• [About this exercise]
In the listing below, pick out lines with "Advanced".

• [Input data]
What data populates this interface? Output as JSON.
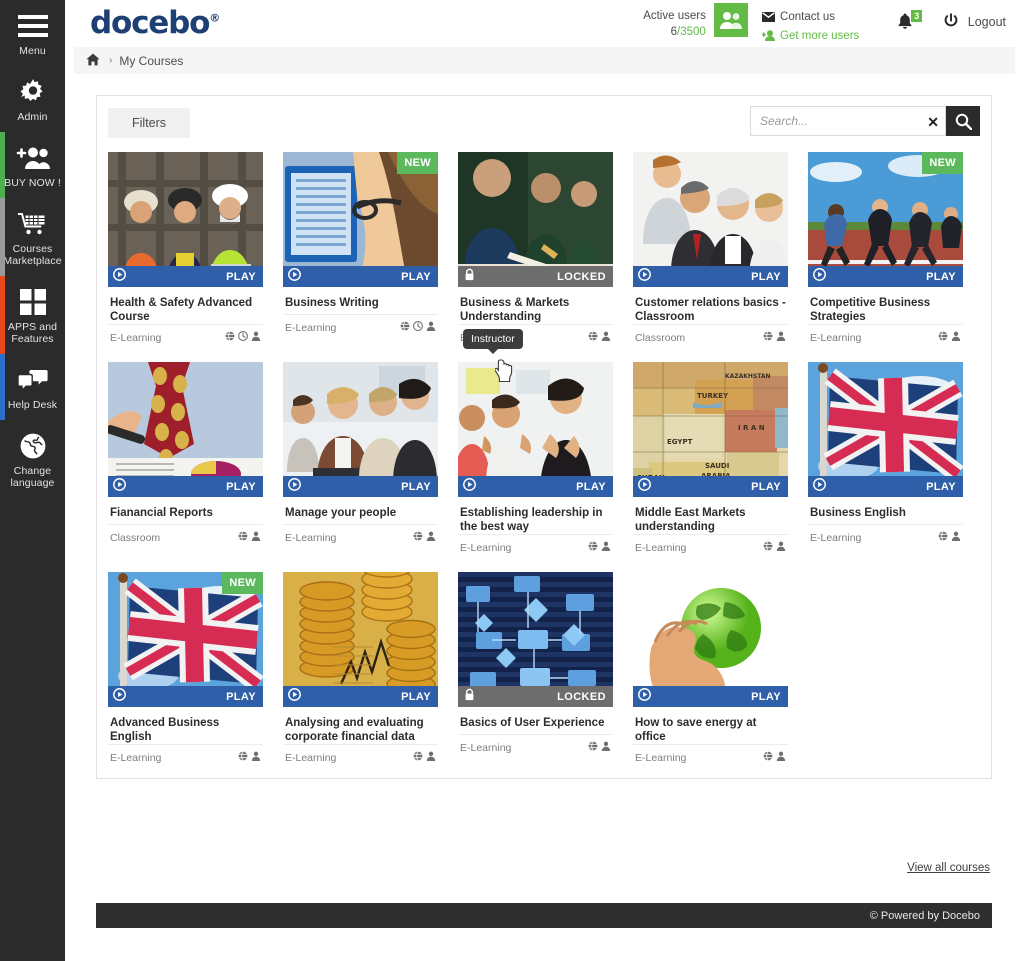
{
  "brand": {
    "logo_text": "docebo",
    "logo_mark": "®",
    "logo_color": "#1e3f74"
  },
  "sidebar": {
    "items": [
      {
        "label": "Menu",
        "icon": "hamburger-icon",
        "accent": ""
      },
      {
        "label": "Admin",
        "icon": "gear-icon",
        "accent": ""
      },
      {
        "label": "BUY NOW !",
        "icon": "add-users-icon",
        "accent": "#4caf50"
      },
      {
        "label": "Courses Marketplace",
        "icon": "cart-icon",
        "accent": "#9a9a9a"
      },
      {
        "label": "APPS and Features",
        "icon": "grid-icon",
        "accent": "#e8491d"
      },
      {
        "label": "Help Desk",
        "icon": "chat-icon",
        "accent": "#2a6fc9"
      },
      {
        "label": "Change language",
        "icon": "globe-icon",
        "accent": ""
      }
    ]
  },
  "header": {
    "active_users_label": "Active users",
    "active_users_used": "6",
    "active_users_separator": "/",
    "active_users_total": "3500",
    "users_icon": "users-icon",
    "contact_us": "Contact us",
    "contact_icon": "envelope-icon",
    "get_more_users": "Get more users",
    "get_more_users_icon": "add-user-icon",
    "notifications_icon": "bell-icon",
    "notifications_count": "3",
    "logout_label": "Logout",
    "logout_icon": "power-icon",
    "accent_green": "#63bb46"
  },
  "breadcrumb": {
    "home_icon": "home-icon",
    "separator": "›",
    "current": "My Courses"
  },
  "toolbar": {
    "filters_label": "Filters",
    "search_placeholder": "Search...",
    "search_value": "",
    "clear_icon": "close-icon",
    "search_icon": "search-icon"
  },
  "tooltip": {
    "text": "Instructor"
  },
  "footer": {
    "view_all_label": "View all courses",
    "copyright": "© Powered by Docebo"
  },
  "labels": {
    "play": "PLAY",
    "locked": "LOCKED",
    "new": "NEW"
  },
  "courses": [
    [
      {
        "title": "Health & Safety Advanced Course",
        "type": "E-Learning",
        "state": "play",
        "new": false,
        "icons": [
          "globe-icon",
          "clock-icon",
          "person-icon"
        ],
        "img": "construction-workers"
      },
      {
        "title": "Business Writing",
        "type": "E-Learning",
        "state": "play",
        "new": true,
        "icons": [
          "globe-icon",
          "clock-icon",
          "person-icon"
        ],
        "img": "woman-tablet"
      },
      {
        "title": "Business & Markets Understanding",
        "type": "E-Learning",
        "state": "locked",
        "new": false,
        "icons": [
          "globe-icon",
          "person-icon"
        ],
        "img": "meeting-notes"
      },
      {
        "title": "Customer relations basics - Classroom",
        "type": "Classroom",
        "state": "play",
        "new": false,
        "icons": [
          "globe-icon",
          "person-icon"
        ],
        "img": "office-trio"
      },
      {
        "title": "Competitive Business Strategies",
        "type": "E-Learning",
        "state": "play",
        "new": true,
        "icons": [
          "globe-icon",
          "person-icon"
        ],
        "img": "race-track"
      }
    ],
    [
      {
        "title": "Fianancial Reports",
        "type": "Classroom",
        "state": "play",
        "new": false,
        "icons": [
          "globe-icon",
          "person-icon"
        ],
        "img": "tie-charts"
      },
      {
        "title": "Manage your people",
        "type": "E-Learning",
        "state": "play",
        "new": false,
        "icons": [
          "globe-icon",
          "person-icon"
        ],
        "img": "team-desk"
      },
      {
        "title": "Establishing leadership in the best way",
        "type": "E-Learning",
        "state": "play",
        "new": false,
        "icons": [
          "globe-icon",
          "person-icon"
        ],
        "img": "applause"
      },
      {
        "title": "Middle East Markets understanding",
        "type": "E-Learning",
        "state": "play",
        "new": false,
        "icons": [
          "globe-icon",
          "person-icon"
        ],
        "img": "middle-east-map"
      },
      {
        "title": "Business English",
        "type": "E-Learning",
        "state": "play",
        "new": false,
        "icons": [
          "globe-icon",
          "person-icon"
        ],
        "img": "uk-flag"
      }
    ],
    [
      {
        "title": "Advanced Business English",
        "type": "E-Learning",
        "state": "play",
        "new": true,
        "icons": [
          "globe-icon",
          "person-icon"
        ],
        "img": "uk-flag"
      },
      {
        "title": "Analysing and evaluating corporate financial data",
        "type": "E-Learning",
        "state": "play",
        "new": false,
        "icons": [
          "globe-icon",
          "person-icon"
        ],
        "img": "gold-coins"
      },
      {
        "title": "Basics of User Experience",
        "type": "E-Learning",
        "state": "locked",
        "new": false,
        "icons": [
          "globe-icon",
          "person-icon"
        ],
        "img": "flowchart"
      },
      {
        "title": "How to save energy at office",
        "type": "E-Learning",
        "state": "play",
        "new": false,
        "icons": [
          "globe-icon",
          "person-icon"
        ],
        "img": "green-globe-hand"
      }
    ]
  ]
}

• [Reply]
        "title": "Health & Safety Advanced Course",
        "title": "Advanced Business English",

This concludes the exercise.